What you need to do: Return each entry unchanged.

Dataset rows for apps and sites
---------------

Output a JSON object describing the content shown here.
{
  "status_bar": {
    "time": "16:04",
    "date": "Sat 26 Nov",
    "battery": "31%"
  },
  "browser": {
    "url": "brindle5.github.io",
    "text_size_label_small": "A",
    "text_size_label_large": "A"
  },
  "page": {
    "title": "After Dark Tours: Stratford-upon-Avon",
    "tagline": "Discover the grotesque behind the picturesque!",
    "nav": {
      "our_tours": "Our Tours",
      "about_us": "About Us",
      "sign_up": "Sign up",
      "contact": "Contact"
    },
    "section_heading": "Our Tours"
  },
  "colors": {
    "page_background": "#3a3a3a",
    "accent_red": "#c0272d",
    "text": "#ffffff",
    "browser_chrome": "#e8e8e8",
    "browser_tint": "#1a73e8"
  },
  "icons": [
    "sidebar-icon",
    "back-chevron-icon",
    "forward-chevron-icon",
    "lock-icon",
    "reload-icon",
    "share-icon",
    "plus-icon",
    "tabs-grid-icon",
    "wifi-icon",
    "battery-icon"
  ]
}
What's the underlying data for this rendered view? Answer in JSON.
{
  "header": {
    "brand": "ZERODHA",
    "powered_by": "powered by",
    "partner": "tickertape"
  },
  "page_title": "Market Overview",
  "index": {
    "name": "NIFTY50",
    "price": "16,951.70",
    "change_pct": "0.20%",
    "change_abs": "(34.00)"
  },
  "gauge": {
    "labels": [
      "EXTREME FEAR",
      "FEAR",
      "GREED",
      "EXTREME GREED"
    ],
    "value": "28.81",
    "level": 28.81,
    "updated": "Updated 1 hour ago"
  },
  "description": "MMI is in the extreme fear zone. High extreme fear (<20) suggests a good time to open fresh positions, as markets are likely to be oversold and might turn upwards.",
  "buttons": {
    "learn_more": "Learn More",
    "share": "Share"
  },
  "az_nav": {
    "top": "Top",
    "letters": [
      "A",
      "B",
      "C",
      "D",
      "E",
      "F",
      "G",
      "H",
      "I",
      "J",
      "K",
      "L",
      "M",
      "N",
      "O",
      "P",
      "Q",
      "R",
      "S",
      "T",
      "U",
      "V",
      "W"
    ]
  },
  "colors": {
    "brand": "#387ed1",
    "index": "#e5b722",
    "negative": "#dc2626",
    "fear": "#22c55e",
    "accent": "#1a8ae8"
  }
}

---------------

Expected answer:
Output a JSON object describing the content shown here.
{
  "status_bar": {
    "time": "16:04",
    "date": "Sat 26 Nov",
    "battery": "31%"
  },
  "browser": {
    "url": "brindle5.github.io",
    "text_size_label_small": "A",
    "text_size_label_large": "A"
  },
  "page": {
    "title": "After Dark Tours: Stratford-upon-Avon",
    "tagline": "Discover the grotesque behind the picturesque!",
    "nav": {
      "our_tours": "Our Tours",
      "about_us": "About Us",
      "sign_up": "Sign up",
      "contact": "Contact"
    },
    "section_heading": "Our Tours"
  },
  "colors": {
    "page_background": "#3a3a3a",
    "accent_red": "#c0272d",
    "text": "#ffffff",
    "browser_chrome": "#e8e8e8",
    "browser_tint": "#1a73e8"
  },
  "icons": [
    "sidebar-icon",
    "back-chevron-icon",
    "forward-chevron-icon",
    "lock-icon",
    "reload-icon",
    "share-icon",
    "plus-icon",
    "tabs-grid-icon",
    "wifi-icon",
    "battery-icon"
  ]
}
What's the underlying data for this rendered view? Answer in JSON.
{
  "header": {
    "brand": "ZERODHA",
    "powered_by": "powered by",
    "partner": "tickertape"
  },
  "page_title": "Market Overview",
  "index": {
    "name": "NIFTY50",
    "price": "16,951.70",
    "change_pct": "0.20%",
    "change_abs": "(34.00)"
  },
  "gauge": {
    "labels": [
      "EXTREME FEAR",
      "FEAR",
      "GREED",
      "EXTREME GREED"
    ],
    "value": "28.81",
    "level": 28.81,
    "updated": "Updated 1 hour ago"
  },
  "description": "MMI is in the extreme fear zone. High extreme fear (<20) suggests a good time to open fresh positions, as markets are likely to be oversold and might turn upwards.",
  "buttons": {
    "learn_more": "Learn More",
    "share": "Share"
  },
  "az_nav": {
    "top": "Top",
    "letters": [
      "A",
      "B",
      "C",
      "D",
      "E",
      "F",
      "G",
      "H",
      "I",
      "J",
      "K",
      "L",
      "M",
      "N",
      "O",
      "P",
      "Q",
      "R",
      "S",
      "T",
      "U",
      "V",
      "W"
    ]
  },
  "colors": {
    "brand": "#387ed1",
    "index": "#e5b722",
    "negative": "#dc2626",
    "fear": "#22c55e",
    "accent": "#1a8ae8"
  }
}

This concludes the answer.